> WHAT YOU SHOULD DO: When a line in the data below includes "Typhoid", pick it out and copy it.

> GIVEN INFORMATION:
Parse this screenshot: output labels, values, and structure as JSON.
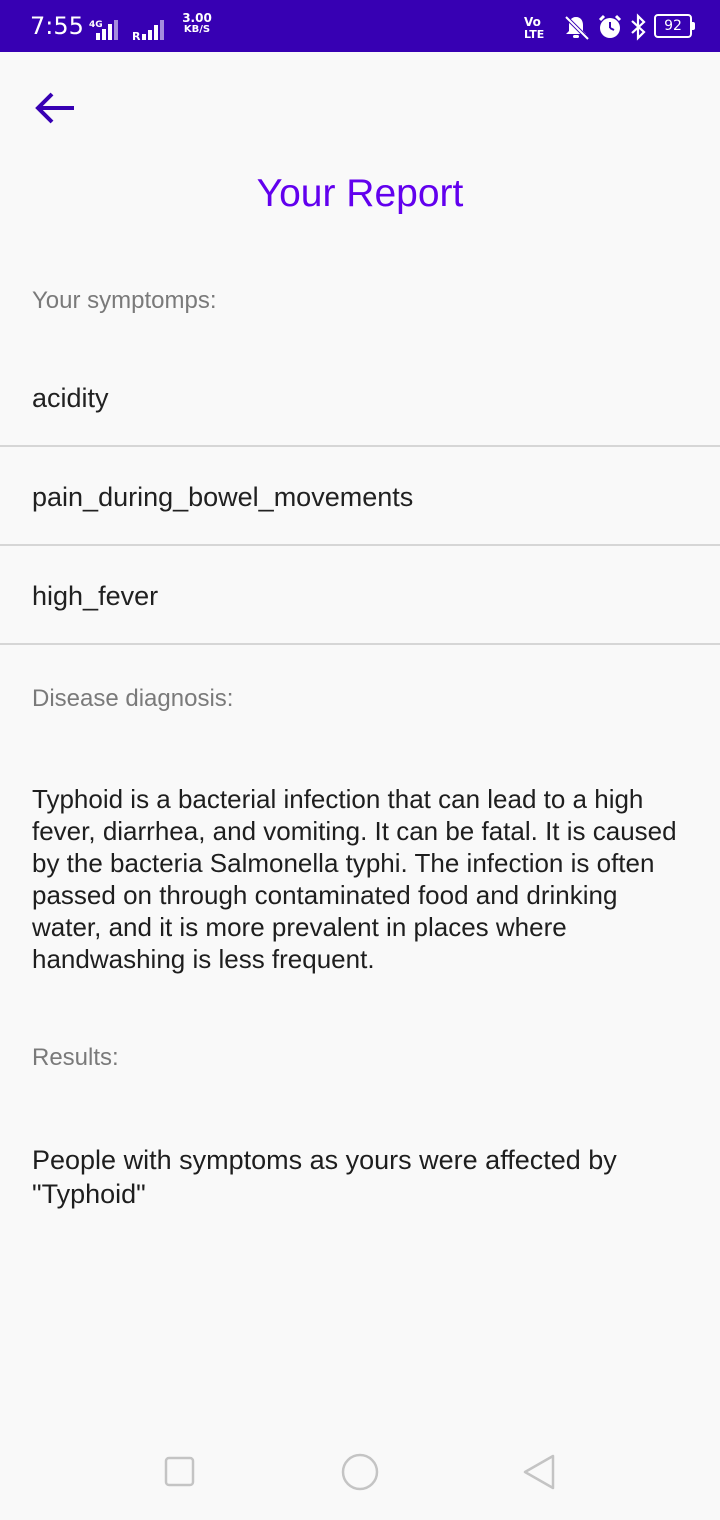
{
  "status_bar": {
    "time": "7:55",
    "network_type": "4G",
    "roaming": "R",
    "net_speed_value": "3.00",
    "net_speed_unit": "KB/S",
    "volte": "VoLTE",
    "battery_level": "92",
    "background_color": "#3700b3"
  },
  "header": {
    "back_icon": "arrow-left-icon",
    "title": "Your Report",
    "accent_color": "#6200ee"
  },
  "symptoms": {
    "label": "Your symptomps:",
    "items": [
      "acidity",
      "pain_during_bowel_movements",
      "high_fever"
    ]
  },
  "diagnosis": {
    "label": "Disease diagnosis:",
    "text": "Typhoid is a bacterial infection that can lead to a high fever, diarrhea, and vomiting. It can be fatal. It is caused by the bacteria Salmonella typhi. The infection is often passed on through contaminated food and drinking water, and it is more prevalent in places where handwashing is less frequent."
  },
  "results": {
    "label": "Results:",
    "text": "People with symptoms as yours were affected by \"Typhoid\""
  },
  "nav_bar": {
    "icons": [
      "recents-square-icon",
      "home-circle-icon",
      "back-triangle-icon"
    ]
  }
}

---

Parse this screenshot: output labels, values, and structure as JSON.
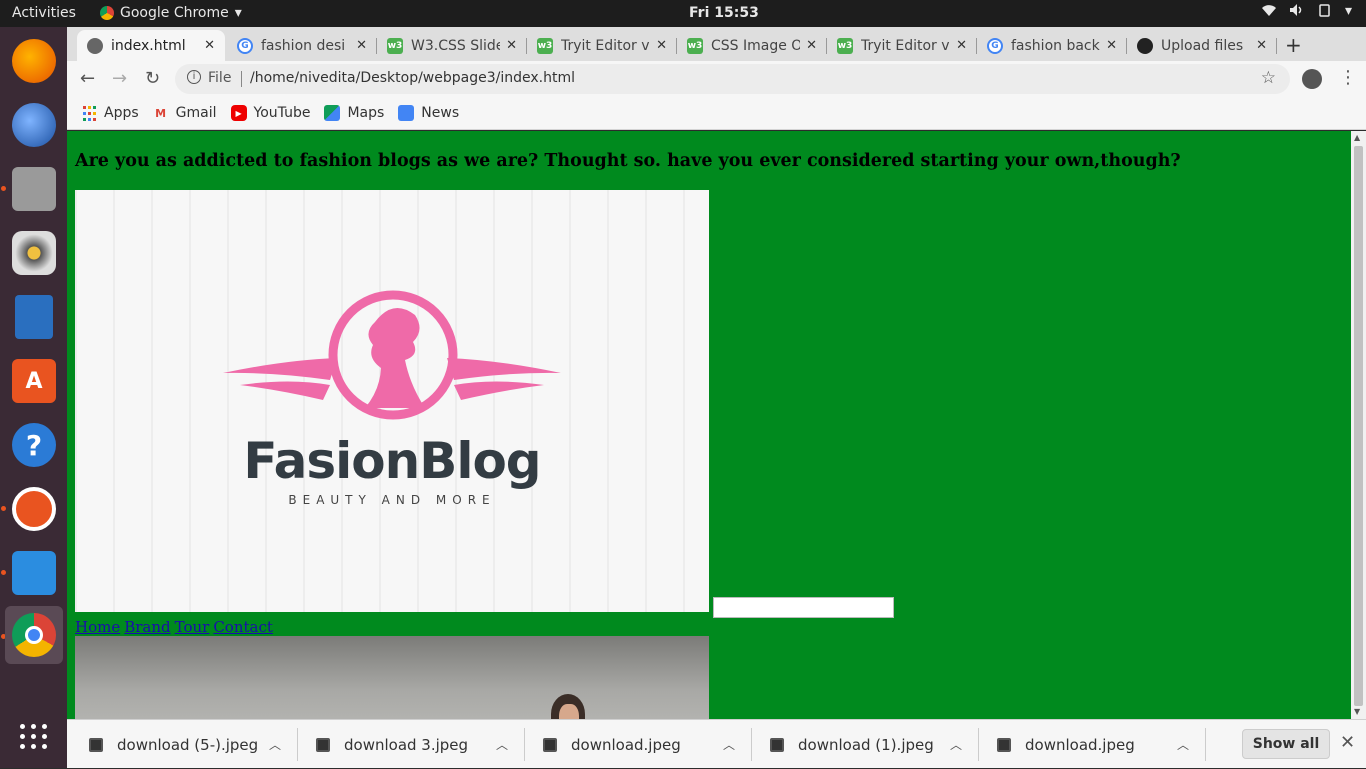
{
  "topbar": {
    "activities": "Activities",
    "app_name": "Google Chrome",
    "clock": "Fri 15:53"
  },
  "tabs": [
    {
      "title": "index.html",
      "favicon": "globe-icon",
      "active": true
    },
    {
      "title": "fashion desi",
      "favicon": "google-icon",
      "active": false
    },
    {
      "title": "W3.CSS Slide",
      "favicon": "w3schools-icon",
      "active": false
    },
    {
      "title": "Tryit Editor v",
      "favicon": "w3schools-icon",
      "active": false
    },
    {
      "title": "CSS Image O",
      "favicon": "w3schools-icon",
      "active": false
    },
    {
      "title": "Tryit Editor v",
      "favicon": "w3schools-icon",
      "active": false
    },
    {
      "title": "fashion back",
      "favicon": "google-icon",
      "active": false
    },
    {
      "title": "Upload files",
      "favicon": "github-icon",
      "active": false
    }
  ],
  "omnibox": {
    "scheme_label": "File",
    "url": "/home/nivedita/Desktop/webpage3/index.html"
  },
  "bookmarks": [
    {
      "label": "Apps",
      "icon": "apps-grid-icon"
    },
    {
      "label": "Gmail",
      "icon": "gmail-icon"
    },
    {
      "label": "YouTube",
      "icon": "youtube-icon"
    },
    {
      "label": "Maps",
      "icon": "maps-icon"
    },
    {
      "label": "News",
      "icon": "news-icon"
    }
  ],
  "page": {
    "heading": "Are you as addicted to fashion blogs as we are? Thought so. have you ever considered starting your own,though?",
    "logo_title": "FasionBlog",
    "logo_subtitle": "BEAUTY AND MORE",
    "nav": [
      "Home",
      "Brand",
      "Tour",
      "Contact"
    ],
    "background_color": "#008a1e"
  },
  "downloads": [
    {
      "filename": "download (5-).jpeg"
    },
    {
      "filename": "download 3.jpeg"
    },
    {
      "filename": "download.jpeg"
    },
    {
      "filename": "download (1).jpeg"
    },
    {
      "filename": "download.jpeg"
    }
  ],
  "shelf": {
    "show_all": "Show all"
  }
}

> SOLVED EXERCISE:
    "text": "Typhoid is a bacterial infection that can lead to a high fever, diarrhea, and vomiting. It can be fatal. It is caused by the bacteria Salmonella typhi. The infection is often passed on through contaminated food and drinking water, and it is more prevalent in places where handwashing is less frequent."
    "text": "People with symptoms as yours were affected by \"Typhoid\""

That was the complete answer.